What is the app?
According to its website, the app, certified as a form of contraception by the European Union, calculates which days a woman will be fertile by taking factors like her temperature and menstrual cycle into account.
On days it calculates as fertile days, the app alerts the user to either abstain from sex or use an alternate form of contraception such as a condom.
The company is headquartered in Stockholm, and was founded by married physicists who initially developed the app for their own use.
The app is billed as a non-hormonal, non-invasive alternative to methods like the birth control pill or the IUD.

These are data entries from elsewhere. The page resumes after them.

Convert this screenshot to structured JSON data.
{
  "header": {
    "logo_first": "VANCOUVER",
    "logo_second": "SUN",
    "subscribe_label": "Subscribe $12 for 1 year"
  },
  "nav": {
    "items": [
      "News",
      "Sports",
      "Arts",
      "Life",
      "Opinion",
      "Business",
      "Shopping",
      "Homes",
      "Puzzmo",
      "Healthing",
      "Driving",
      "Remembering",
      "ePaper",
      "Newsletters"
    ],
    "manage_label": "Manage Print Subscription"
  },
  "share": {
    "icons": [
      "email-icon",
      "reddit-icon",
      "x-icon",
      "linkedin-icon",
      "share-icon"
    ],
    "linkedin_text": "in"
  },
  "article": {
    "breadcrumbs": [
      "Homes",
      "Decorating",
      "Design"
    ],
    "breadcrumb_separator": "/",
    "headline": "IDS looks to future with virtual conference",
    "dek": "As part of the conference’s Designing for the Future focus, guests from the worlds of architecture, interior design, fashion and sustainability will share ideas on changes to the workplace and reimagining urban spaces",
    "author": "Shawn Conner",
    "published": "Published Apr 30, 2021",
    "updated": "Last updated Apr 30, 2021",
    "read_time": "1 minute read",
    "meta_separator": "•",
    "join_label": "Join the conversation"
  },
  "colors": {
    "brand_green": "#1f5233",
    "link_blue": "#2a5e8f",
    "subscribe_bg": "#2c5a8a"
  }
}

According to Business Insider, Swedish news outlet SVT reported that a hospital in the country reported the app to a local medical device regulator after finding 37 of its 668 patients who underwent an abortion between September and December 2017 said they used Natural Cycles as contraception.
Carina Montin, a midwife at the Stockholm hospital, told SVT, "It's a new method and we see a number of unwanted pregnancies, so we are reporting this to the Medical Products Agency."
The hospital did not say whether the patients in question were using the app correctly when they became pregnant.
What did the company say?
A spokesman for Natural Cycles told Business Insider that the app’s effectiveness is comparable to other types of contraception, and no birth control method is "100% effective."
"Natural Cycles has a Pearl Index of 7, which means it is 93% effective at typical use, which we also communicate," the spokesman said. "Our studies have repeatedly shown that our app provides a high level of effectiveness similar to other methods."
The company said it is in touch with medical regulators and launched an internal investigation.
"As our user base increases, so will the amount of unintended pregnancies coming from Natural Cycles app users, which is an inevitable reality," the spokesman added.